## Assignment
Go through the material and return every line that contains the string "comment".

## Provided records
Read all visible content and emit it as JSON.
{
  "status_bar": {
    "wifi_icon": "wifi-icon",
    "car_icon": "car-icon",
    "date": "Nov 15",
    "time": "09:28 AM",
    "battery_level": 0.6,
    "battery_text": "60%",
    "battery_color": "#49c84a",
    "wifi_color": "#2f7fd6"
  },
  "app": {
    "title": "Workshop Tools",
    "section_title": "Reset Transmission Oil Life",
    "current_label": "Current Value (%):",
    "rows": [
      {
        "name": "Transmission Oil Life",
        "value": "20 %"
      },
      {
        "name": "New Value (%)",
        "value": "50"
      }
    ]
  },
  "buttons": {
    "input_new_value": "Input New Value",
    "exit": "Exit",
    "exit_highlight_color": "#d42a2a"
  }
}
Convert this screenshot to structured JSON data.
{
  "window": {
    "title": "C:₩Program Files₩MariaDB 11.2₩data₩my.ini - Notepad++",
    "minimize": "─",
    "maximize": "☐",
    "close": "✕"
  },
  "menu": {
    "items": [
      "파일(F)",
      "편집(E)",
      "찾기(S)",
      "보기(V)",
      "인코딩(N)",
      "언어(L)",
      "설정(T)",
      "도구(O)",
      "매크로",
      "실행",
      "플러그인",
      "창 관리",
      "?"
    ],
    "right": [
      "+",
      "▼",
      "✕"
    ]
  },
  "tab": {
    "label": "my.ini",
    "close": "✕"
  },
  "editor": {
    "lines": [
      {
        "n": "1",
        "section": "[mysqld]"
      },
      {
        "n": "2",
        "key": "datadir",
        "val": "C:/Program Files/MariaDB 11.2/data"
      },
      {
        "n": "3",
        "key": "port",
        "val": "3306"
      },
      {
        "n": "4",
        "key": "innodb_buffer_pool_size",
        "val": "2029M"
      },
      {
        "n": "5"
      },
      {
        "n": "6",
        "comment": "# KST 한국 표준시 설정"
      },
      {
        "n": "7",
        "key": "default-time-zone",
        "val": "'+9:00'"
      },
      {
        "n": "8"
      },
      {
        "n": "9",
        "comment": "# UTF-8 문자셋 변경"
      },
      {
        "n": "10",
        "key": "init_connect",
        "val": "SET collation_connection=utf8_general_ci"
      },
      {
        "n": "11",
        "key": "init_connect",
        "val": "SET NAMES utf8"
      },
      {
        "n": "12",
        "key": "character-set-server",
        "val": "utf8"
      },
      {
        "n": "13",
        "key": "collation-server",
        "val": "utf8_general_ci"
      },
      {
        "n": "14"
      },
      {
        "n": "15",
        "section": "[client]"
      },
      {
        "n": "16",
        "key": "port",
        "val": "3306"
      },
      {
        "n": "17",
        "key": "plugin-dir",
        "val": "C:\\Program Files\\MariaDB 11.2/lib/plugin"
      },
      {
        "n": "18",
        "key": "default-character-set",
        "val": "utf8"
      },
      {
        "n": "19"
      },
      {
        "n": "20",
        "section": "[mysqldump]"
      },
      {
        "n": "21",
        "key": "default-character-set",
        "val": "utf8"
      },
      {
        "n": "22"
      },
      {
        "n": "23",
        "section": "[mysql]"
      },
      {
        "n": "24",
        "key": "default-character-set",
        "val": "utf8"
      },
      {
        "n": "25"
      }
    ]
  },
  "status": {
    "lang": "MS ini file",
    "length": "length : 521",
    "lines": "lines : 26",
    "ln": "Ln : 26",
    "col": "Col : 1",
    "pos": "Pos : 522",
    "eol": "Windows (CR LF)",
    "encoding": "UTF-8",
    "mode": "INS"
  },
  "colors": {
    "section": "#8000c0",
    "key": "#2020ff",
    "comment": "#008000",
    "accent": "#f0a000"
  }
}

## Written response
        "comment": "# KST 한국 표준시 설정"
        "comment": "# UTF-8 문자셋 변경"
    "comment": "#008000",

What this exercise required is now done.